MELBOURNE, AUSTRALIA—In a tearful admission following his seventh Grand Slam title at the Australian Open Sunday, Roger Federer told members of the press that, while he "like[s] tennis okay," there are at least three other sports he would rather be playing or watching.

"Tennis is all well and good, and yes, I'm great at it, and sure, I've made millions of dollars playing this sport, but when you get right down to it, it's just a game of human Pong," Federer said. "On the rare occasion that I hear the roar of the crowd during one of my matches, I like to pretend I've just hurdled into the end zone, or sank a three-pointer at the buzzer, or hit a home run to win the game."

"Just the thought of all the exciting moments that can happen in other sports is enough to make me want to give up tennis, buy a big-screen TV, and sit at home all day watching ESPN Classic for the rest of my life," added Federer, placing his Australian Open trophy where it wouldn't obscure his signed photo of Cal Ripken Jr.

While tennis is the most important sport to Federer's livelihood, he admitted that he follows baseball, football, and basketball far more closely.

"I couldn't even tell you who the No. 1 ranked tennis player in the world is right now," Federer said. "It's probably me, still. It is, isn't it? That's so weird when you think about how I don't really care one way or another."

Federer, known for his reserved, unemotional style of play on the court, said his famous "stoicism" is usually just his mind wandering off to thoughts about that night's NBA schedule, or whether it would be worth it to purchase the MLB Extra Innings cable package.

"People always assume I'm concentrating on the match, but how can you concentrate on tennis when there are literally 10 football games being played at the same time? It takes all my mental faculties to not run off the court and try to find a TV," Federer said. "Thank God the [Australian Open] finals didn't fall on Super Bowl Sunday.
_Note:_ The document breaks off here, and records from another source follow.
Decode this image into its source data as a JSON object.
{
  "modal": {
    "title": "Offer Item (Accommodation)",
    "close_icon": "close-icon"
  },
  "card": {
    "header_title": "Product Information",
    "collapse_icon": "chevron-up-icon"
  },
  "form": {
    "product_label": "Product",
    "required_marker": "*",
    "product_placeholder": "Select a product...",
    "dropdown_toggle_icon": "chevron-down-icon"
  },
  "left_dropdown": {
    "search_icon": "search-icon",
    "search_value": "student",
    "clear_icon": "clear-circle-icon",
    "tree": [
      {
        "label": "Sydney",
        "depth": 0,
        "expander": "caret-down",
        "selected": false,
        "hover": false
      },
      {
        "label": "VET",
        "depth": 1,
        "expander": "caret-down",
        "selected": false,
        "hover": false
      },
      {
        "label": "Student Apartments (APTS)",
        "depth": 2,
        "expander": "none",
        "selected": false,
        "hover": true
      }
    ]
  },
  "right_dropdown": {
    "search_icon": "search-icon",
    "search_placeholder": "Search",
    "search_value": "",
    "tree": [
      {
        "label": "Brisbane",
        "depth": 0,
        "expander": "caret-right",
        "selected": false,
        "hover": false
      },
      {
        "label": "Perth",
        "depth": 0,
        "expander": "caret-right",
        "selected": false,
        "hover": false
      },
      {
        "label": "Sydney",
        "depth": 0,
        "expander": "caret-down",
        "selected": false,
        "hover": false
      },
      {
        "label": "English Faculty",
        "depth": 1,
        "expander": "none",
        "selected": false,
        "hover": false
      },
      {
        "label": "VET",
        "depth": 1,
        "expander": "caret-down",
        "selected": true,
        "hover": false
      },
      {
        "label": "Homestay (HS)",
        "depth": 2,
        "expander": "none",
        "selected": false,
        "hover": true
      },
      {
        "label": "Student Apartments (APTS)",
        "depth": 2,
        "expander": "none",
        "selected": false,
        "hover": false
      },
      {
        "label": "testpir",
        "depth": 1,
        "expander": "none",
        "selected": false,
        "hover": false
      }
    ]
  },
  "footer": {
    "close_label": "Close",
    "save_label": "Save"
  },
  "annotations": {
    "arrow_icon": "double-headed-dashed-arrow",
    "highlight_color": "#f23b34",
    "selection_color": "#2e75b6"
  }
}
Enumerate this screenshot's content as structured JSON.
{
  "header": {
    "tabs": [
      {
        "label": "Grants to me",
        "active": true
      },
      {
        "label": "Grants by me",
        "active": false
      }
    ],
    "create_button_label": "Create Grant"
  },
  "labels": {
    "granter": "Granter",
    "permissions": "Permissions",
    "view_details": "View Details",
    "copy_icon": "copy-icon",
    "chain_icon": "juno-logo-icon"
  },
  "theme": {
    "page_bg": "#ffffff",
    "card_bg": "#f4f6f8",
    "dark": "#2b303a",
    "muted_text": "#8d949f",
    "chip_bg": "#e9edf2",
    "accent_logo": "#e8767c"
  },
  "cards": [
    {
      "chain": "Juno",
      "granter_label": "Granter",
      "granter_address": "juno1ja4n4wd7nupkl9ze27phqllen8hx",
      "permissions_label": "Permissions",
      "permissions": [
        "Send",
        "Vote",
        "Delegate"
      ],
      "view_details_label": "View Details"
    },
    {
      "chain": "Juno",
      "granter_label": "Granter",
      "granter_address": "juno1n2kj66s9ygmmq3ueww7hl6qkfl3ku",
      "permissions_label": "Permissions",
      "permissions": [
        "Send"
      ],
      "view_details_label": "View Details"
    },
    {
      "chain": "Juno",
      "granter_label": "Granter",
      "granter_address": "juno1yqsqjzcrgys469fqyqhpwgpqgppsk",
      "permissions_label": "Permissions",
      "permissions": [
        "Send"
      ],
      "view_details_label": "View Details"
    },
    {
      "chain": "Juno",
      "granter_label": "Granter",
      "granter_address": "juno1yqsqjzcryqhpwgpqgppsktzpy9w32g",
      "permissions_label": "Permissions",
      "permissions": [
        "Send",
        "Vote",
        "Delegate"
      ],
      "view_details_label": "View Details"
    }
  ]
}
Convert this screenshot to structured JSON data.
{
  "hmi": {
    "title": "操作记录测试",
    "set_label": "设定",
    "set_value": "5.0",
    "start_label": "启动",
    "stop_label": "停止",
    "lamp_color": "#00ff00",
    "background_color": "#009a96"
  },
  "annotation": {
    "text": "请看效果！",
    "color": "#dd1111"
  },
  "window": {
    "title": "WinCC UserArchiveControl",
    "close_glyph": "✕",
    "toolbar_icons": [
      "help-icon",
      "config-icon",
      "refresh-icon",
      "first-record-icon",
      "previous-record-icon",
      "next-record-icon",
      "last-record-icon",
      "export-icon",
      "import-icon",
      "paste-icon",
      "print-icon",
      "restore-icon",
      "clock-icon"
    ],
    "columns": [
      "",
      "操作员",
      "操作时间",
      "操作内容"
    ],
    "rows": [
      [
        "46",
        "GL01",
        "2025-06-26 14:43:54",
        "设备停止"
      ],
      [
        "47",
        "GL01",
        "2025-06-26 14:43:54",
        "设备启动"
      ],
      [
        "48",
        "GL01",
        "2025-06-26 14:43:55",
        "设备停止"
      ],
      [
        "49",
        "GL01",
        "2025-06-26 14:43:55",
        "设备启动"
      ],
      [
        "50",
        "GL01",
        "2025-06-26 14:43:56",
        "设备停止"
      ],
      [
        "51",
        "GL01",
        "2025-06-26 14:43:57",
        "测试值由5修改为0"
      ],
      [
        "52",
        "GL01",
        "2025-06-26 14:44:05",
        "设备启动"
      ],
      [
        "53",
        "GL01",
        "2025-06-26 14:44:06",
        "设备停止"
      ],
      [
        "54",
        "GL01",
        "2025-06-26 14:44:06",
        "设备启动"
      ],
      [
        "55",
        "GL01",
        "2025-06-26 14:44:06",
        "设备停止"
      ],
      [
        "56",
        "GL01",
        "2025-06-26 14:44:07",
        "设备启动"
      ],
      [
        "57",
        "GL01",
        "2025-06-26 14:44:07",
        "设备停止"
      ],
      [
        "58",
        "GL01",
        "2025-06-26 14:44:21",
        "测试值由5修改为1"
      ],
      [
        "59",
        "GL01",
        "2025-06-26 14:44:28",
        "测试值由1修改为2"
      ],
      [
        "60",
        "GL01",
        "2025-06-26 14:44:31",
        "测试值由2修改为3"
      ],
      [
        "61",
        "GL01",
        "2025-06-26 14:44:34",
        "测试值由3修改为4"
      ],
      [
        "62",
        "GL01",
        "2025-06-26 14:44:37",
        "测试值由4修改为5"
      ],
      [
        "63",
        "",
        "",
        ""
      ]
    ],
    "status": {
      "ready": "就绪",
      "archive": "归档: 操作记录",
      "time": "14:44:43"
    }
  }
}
I might have had to forfeit."

After a teary-eyed Federer accepted the Australian Open trophy from tennis icon Rod Laver, the last man to sweep all four Grand Slam events in the same year, he attributed his uncharacteristic show of emotion to his sudden on-court realization that he will probably never become a major-league baseball player.

"Sure, Rod Laver is my hero—my tennis hero," Federer said. "But if I had the opportunity to just meet—never mind receive an award from—Ken Griffey Jr., Troy Aikman, or Michael Jordan, I would be so much more thrilled."

"No offense to Rod Laver, who was a great tennis player and is probably a very nice guy," Federer added.

Federer, who blames his inability to bring home a French Open title on the fact that it usually falls right in the midst of the NBA postseason when he has other priorities, has also begun to take a liking to golf and often catches himself practicing his swing between sets.

"Golf is a lot like tennis in that it requires immense focus and concentration, but ultimately it's so much more relaxing and rewarding than two guys hitting a ball back and forth for hours on end," Federer said. "One more 90-degree day on clay courts, and I might just consider joining the PGA Tour."

Federer added that, while he doesn't technically consider stock-car racing a "sport," he finds it "much more exhilarating and interesting than tennis" and would "happily trade in all the Wimbledons in the world for a chance to ride shotgun in a Chevy Monte Carlo at Daytona with [his] idol Kurt Busch."